§ **Description of the task**: Your answer must be the records below, printed exactly.

§ **Recorded data**:
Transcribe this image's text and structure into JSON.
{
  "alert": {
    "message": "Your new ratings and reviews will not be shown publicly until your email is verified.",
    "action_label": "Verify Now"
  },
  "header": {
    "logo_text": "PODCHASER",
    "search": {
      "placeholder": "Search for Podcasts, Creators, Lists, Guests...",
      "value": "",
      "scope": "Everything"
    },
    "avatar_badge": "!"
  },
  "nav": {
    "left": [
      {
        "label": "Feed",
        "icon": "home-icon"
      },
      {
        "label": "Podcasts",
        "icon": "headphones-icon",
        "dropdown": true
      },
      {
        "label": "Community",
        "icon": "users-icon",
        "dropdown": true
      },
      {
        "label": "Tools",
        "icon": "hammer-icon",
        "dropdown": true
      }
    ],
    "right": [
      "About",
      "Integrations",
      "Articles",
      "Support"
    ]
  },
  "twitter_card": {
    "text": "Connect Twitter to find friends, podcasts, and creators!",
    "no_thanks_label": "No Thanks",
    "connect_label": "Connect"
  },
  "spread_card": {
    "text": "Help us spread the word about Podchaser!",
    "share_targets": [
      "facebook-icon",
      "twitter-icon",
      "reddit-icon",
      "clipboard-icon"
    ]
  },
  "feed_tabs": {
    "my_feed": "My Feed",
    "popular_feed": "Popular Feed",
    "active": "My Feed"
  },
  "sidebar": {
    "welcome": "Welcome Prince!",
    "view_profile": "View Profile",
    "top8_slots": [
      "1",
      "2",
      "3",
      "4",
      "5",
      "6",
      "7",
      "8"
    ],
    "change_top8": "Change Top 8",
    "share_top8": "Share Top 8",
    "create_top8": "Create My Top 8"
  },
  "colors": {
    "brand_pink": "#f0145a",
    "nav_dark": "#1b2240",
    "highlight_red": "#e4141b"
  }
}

§ **Output for this task**:
Transcribe this image's text and structure into JSON.
{
  "alert": {
    "message": "Your new ratings and reviews will not be shown publicly until your email is verified.",
    "action_label": "Verify Now"
  },
  "header": {
    "logo_text": "PODCHASER",
    "search": {
      "placeholder": "Search for Podcasts, Creators, Lists, Guests...",
      "value": "",
      "scope": "Everything"
    },
    "avatar_badge": "!"
  },
  "nav": {
    "left": [
      {
        "label": "Feed",
        "icon": "home-icon"
      },
      {
        "label": "Podcasts",
        "icon": "headphones-icon",
        "dropdown": true
      },
      {
        "label": "Community",
        "icon": "users-icon",
        "dropdown": true
      },
      {
        "label": "Tools",
        "icon": "hammer-icon",
        "dropdown": true
      }
    ],
    "right": [
      "About",
      "Integrations",
      "Articles",
      "Support"
    ]
  },
  "twitter_card": {
    "text": "Connect Twitter to find friends, podcasts, and creators!",
    "no_thanks_label": "No Thanks",
    "connect_label": "Connect"
  },
  "spread_card": {
    "text": "Help us spread the word about Podchaser!",
    "share_targets": [
      "facebook-icon",
      "twitter-icon",
      "reddit-icon",
      "clipboard-icon"
    ]
  },
  "feed_tabs": {
    "my_feed": "My Feed",
    "popular_feed": "Popular Feed",
    "active": "My Feed"
  },
  "sidebar": {
    "welcome": "Welcome Prince!",
    "view_profile": "View Profile",
    "top8_slots": [
      "1",
      "2",
      "3",
      "4",
      "5",
      "6",
      "7",
      "8"
    ],
    "change_top8": "Change Top 8",
    "share_top8": "Share Top 8",
    "create_top8": "Create My Top 8"
  },
  "colors": {
    "brand_pink": "#f0145a",
    "nav_dark": "#1b2240",
    "highlight_red": "#e4141b"
  }
}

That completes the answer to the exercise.